Today on the Journal, we've got a preview of the next Junji Ito book. Then next week we'll have a review of it. You see how this thing is starting to work? Yeah you do.
News. We here at The Journal didn't have time to get into the nature of Patreon's recent fee changes and the vocal outcry that followed in its wake before Patreon announced that they weren't going to change the fee structure after all. They're still going to have to do something--you know, to make that money--but what that is will be determined at a later, unspecified, date.
Reviews & Sundry.
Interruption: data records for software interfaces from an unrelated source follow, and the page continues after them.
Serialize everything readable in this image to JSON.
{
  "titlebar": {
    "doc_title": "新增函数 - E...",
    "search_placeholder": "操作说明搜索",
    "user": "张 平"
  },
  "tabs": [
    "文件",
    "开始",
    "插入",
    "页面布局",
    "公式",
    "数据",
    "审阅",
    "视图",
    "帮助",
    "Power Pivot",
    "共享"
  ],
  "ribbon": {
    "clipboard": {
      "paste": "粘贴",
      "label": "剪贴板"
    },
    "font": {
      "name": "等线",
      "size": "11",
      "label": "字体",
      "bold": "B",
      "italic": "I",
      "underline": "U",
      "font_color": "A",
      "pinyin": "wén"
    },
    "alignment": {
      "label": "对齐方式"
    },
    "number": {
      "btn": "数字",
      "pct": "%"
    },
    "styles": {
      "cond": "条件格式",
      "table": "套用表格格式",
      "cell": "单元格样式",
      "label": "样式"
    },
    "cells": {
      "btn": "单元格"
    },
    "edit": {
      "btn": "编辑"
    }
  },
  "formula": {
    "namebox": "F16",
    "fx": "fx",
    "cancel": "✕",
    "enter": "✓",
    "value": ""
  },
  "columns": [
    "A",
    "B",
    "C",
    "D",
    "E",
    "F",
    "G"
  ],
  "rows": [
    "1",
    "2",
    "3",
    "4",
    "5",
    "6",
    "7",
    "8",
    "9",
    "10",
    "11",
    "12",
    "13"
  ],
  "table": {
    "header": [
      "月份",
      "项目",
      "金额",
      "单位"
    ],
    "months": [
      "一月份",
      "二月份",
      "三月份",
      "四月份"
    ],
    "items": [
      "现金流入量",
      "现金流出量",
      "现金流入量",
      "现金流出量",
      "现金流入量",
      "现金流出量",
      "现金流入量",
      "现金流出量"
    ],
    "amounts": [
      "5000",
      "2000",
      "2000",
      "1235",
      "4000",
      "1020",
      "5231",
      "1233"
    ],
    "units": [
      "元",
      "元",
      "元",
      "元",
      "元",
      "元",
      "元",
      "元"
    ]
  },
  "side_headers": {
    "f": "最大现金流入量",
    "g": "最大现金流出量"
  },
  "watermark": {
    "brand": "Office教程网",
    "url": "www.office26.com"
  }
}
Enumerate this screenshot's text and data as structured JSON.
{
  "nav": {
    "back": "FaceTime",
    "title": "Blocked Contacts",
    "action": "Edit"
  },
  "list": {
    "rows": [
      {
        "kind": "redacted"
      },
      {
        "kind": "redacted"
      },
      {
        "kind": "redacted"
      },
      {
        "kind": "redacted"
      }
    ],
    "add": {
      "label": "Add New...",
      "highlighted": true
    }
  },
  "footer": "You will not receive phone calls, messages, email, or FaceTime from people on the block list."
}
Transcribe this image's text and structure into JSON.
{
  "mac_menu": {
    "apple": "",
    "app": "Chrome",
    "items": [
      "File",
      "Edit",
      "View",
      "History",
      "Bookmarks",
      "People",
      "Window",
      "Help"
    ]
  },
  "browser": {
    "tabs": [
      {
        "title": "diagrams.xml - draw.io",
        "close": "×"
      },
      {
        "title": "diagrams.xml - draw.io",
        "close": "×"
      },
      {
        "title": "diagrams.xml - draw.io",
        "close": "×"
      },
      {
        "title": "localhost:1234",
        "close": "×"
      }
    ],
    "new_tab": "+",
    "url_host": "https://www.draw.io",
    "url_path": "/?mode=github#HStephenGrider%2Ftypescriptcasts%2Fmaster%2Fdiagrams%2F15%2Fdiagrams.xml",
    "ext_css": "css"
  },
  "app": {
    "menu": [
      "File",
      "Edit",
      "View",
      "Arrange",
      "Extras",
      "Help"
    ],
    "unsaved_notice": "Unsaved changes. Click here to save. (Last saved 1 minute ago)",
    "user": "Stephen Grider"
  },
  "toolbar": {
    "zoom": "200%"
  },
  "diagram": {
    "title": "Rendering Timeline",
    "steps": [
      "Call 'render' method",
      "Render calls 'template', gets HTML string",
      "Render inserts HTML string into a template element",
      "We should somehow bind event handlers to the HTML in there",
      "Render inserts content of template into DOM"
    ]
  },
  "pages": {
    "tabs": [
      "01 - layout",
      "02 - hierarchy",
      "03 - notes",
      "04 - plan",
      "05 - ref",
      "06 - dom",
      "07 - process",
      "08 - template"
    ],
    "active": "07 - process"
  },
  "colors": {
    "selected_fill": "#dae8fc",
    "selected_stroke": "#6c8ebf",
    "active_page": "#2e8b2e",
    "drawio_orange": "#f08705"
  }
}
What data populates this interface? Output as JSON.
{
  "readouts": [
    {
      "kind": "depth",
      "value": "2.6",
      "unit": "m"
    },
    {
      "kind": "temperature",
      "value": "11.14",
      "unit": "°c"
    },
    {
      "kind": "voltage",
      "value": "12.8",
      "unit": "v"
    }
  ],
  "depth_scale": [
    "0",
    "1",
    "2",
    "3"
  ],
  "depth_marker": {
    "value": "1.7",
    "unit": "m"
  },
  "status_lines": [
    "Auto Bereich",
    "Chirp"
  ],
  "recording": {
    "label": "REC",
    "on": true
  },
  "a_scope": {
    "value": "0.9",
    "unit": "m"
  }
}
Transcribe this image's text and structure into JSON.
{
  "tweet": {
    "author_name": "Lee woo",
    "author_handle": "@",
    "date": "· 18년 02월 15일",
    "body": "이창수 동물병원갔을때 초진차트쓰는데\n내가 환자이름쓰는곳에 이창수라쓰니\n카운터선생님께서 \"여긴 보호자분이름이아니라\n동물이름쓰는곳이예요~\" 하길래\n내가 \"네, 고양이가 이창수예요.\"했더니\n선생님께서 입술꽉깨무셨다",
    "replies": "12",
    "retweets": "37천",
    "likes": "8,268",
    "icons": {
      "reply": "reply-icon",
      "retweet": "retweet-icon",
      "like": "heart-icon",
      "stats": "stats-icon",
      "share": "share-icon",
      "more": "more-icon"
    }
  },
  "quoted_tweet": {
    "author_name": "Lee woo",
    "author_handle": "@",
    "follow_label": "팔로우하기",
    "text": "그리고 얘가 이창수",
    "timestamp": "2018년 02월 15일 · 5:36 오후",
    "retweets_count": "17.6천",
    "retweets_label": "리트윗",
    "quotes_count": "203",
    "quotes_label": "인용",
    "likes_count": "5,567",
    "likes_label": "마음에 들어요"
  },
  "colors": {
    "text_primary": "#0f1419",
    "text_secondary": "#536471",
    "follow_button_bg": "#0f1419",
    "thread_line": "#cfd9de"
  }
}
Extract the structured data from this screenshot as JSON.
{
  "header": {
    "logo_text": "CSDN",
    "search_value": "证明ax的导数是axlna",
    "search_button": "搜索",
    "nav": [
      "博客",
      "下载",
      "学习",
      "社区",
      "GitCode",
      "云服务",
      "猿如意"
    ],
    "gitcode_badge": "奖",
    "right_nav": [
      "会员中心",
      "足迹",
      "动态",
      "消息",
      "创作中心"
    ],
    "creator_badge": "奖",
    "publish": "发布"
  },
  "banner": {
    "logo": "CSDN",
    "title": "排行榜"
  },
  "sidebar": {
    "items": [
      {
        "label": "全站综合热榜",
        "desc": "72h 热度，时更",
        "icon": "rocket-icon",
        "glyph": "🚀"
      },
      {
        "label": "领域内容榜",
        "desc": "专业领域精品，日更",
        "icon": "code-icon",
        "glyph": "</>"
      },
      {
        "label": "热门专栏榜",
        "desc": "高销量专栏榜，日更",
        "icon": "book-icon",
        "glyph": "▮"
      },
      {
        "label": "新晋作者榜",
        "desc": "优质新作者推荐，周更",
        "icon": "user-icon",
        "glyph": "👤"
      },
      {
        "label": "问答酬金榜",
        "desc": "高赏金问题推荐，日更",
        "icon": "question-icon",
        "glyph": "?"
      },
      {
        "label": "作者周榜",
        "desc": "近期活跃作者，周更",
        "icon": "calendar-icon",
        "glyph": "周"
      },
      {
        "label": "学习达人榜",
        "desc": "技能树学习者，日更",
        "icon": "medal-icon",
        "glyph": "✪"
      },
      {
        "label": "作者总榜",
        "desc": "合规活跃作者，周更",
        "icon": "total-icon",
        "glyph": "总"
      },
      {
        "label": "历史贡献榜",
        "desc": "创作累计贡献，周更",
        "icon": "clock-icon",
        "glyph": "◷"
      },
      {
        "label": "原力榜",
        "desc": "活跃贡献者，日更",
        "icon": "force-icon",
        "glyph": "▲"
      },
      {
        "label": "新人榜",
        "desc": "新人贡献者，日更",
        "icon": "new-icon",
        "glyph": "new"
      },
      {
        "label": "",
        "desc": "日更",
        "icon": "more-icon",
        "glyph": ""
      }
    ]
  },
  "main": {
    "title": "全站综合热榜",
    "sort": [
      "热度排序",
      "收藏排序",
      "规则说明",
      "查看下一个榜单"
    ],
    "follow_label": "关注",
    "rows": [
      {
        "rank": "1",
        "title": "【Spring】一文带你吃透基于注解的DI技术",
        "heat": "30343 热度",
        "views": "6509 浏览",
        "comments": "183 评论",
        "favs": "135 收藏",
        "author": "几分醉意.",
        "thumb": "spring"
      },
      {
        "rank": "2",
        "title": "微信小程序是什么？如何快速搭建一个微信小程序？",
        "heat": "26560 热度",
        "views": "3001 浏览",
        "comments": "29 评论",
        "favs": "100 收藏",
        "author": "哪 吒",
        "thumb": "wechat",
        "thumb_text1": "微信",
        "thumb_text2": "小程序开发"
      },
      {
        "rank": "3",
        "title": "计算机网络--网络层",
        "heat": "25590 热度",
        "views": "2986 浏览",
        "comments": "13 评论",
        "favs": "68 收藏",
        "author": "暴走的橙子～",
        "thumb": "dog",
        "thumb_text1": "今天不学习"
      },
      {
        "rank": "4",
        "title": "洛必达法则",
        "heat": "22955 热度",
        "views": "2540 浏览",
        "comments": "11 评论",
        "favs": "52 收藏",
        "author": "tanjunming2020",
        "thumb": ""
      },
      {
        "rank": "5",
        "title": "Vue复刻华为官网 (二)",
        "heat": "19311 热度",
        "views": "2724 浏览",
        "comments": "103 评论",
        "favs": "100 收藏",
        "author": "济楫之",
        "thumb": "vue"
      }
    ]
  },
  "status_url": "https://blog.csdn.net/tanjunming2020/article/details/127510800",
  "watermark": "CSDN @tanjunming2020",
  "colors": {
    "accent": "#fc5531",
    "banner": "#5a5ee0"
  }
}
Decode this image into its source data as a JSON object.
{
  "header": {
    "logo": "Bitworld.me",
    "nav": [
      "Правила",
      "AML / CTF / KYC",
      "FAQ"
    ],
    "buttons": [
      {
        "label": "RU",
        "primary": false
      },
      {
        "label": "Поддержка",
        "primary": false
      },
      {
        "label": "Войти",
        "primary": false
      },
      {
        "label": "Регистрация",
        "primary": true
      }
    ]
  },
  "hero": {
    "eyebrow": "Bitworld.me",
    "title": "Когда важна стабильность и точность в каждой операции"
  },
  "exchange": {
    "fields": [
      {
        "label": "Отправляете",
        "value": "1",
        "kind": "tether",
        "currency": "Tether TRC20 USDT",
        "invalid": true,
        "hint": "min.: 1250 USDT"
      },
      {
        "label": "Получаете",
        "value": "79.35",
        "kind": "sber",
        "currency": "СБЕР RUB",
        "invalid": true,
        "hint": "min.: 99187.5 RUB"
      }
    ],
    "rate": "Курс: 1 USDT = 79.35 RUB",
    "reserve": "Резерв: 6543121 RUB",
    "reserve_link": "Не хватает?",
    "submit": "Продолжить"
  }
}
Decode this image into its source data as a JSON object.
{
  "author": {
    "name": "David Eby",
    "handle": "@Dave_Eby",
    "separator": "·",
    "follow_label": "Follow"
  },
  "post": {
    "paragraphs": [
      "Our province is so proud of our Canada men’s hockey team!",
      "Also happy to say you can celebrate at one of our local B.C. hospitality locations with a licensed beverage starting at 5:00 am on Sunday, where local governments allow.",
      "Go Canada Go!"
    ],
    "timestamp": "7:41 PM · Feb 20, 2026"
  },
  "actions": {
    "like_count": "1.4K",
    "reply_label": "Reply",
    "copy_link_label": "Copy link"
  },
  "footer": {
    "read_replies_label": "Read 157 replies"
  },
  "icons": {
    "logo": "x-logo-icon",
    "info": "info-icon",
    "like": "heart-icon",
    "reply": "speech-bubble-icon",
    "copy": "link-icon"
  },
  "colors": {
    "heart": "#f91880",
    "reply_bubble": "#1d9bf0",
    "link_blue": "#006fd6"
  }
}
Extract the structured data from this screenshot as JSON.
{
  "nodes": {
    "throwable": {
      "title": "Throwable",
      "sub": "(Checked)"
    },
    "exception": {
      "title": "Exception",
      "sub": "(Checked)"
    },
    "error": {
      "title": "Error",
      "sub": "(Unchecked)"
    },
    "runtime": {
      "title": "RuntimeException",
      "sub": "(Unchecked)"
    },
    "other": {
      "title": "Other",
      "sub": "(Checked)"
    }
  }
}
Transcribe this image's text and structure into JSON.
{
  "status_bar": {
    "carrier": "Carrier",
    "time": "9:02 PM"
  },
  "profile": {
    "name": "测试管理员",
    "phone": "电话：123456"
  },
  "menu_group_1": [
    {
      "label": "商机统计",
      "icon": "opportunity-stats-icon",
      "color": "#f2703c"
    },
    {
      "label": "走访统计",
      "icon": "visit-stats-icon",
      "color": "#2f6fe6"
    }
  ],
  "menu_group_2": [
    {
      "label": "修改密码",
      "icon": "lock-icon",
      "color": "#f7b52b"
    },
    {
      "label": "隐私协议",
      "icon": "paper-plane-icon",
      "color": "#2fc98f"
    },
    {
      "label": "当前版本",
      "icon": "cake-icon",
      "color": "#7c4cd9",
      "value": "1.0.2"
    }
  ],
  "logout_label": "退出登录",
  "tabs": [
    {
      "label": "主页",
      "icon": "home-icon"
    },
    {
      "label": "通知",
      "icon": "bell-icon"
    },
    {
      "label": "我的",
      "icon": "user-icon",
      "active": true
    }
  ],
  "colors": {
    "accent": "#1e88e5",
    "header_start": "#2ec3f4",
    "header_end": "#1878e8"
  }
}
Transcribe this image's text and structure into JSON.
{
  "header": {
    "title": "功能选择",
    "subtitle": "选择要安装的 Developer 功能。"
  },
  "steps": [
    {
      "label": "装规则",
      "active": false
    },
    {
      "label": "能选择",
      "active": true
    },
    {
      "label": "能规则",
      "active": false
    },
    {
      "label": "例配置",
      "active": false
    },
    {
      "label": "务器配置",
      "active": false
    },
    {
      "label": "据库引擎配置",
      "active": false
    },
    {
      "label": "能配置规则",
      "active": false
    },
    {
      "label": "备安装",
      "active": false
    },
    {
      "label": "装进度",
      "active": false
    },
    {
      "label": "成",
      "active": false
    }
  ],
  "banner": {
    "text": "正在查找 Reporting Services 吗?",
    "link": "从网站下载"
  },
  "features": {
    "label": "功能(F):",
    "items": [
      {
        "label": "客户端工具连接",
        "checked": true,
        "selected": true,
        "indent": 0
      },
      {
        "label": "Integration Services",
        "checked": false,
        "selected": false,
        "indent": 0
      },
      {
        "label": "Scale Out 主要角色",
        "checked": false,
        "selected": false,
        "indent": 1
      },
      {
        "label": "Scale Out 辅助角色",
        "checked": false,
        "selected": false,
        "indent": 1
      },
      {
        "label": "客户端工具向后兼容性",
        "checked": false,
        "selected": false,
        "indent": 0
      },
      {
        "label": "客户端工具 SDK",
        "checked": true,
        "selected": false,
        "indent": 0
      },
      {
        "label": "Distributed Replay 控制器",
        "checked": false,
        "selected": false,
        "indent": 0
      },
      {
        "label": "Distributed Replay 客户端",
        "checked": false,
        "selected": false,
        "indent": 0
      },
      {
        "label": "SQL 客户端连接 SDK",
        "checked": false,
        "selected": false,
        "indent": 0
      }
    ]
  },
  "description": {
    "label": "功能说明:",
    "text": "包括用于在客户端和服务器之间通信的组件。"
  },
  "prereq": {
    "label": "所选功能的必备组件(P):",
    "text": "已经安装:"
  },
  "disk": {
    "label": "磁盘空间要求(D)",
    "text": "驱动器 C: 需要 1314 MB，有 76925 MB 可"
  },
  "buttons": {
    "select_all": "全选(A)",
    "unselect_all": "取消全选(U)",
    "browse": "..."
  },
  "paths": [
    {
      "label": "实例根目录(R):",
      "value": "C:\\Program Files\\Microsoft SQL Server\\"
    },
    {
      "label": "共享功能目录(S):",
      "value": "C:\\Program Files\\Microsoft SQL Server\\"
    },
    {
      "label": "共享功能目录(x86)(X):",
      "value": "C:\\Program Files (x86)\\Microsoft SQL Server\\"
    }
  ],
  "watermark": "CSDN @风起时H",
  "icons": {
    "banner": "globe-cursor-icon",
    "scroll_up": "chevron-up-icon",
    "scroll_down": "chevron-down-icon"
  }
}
While Scott Adams stopped being a joke worth making a long time ago, I'm a sucker for didn't-see-that-coming thinkpieces on comics from publications that don't normally do them, and this Awl piece on Dilbert doesn't disappoint.
Somewhere along the way, Scott Adams became incapable of seeing the world clearly. He cannot see that he has made the antagonist of his cartoon the protagonist. He cannot see that some of the reasons that he thought Trump would be a good president—i.e., could become a thorough expert on any geopolitical subject after an hour-long briefing—are some of the exact same barbs that he launched at management culture in the legacy-building peak of his satire. He cannot see the irony in suddenly yoking his reputation to a man whose signature move—before, during, and probably after his presidency—is abusing and then firing his own employees.
One can't, in good conscience, mention Dilbert with throwing out a plug for this old back and forth between Kim Thompson & the rest of the world regarding Dilbert--so here that very plug is.
There's only 145 of us reading the Noah Van Sciver's serialization of Fante Bukowski comics on Twitter at the time of this writing, which means there's only 145 people keeping up with some Mech-level funny. You know what to do.
I hadn't seen all these fake comic covers by Alex Degen before, maybe you have, but you didn't tell me about them, so nice job being a friend.